  • Car shows: People display their fully restored classic cars at vintage car shows, and some of them use the events as a shop window for selling their own fully restored vehicles. If you're looking for a used classic car in top condition, you'll usually find some here. The great advantage is that you can fully inspect the vehicle, maybe drive it a little and also have the time to hold a lengthy conversation with the owner. A number of deals are done on the spot and when you can talk to the owner in person, you have the perfect opportunity to haggle over the price
  • Collector magazines: There are many classic car collector magazines and most of them include classified ads. These cover auto parts and services as well as used classic cars for sale. The disadvantage is that the vehicle you want could be on the other side of the country, because most collector magazines are nationally released. This means transportation costs will often be high. Another bet is local and regional collector car newsletters which also include ads. Given that they're more geographically targeted, the choice will be smaller but transportation costs can be a lot lower

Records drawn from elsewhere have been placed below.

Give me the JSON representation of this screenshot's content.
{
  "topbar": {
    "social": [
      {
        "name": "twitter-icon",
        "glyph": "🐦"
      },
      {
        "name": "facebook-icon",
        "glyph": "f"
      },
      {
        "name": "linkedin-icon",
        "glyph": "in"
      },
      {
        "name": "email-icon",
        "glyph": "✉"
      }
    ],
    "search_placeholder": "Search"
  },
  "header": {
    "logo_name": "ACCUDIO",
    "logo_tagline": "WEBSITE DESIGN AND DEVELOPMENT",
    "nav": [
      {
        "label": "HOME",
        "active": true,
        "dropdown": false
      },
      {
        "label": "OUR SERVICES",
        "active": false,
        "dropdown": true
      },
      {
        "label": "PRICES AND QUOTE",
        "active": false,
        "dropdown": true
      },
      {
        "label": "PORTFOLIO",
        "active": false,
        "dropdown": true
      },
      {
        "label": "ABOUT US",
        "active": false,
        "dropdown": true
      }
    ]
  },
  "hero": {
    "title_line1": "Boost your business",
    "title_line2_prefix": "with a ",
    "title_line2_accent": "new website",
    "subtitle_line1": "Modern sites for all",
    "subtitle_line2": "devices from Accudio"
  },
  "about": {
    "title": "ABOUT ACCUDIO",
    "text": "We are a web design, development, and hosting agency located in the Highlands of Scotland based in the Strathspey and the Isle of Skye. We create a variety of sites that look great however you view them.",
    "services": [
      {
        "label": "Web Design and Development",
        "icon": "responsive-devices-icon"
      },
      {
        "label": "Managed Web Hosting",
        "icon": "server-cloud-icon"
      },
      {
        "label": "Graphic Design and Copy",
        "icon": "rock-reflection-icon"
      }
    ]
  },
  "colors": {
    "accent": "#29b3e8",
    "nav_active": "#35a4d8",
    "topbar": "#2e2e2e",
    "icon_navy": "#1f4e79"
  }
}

  • The Internet: The Internet is probably the best place to look if you want to find a used classic car for sale. There are car collector clubs online where members can offer vehicles for sale, as well as forums which give great advice and allow participants to advertise their cars. Join as many of these websites and forums as possible to increase your odds of securing a great deal
  • Newspapers: If you're looking for a project car, try your local newspaper. Used classic cars are something of a rarity in local newspapers so you need to be a regular reader. However, the prices on these cars can be very reasonable, as many of them are failed restoration projects or simply the sale of a recently discovered car in old garages or barns

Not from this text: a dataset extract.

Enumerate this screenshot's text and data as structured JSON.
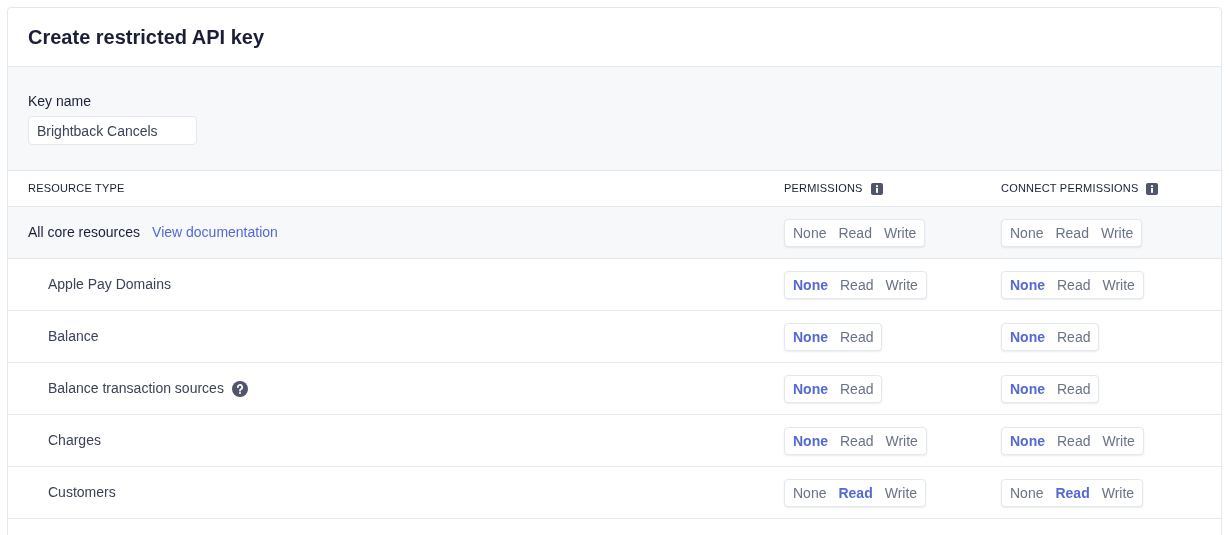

  • Dealers: There are dealers who specialize in used classic cars for sale. They only sell fully restored vehicles, either online or from their own car lot. However, prices do tend to be on the high side to allow the dealer to make a profit. The advantage is that the vehicles will usually be mechanically sound and may even come with a small warranty on any newly-fitted parts

Related Questions and Answers

Is Every Anti Roll Bar Design Safe?

Anti roll bar design has the ends of the roll bar usually attached to the lower control arm of your car, with two frame bushings and mounts attached near the middle of the bar, to the front cross member of your car. These car suspension components are usually called sway bars because they limit the body roll, or sway when performing high speed maneuvers or hard turning. The thicker these bars are, the more they are able to resist body roll. Almost every car on the road has some form of sway bar under it. These parts extend the high speed maneuvering capability of your car and aren't in and of themselves unsafe, per se. Where they become unsafe is when they give an inexperienced or under-qualified driver too much confidence in his or her abilities.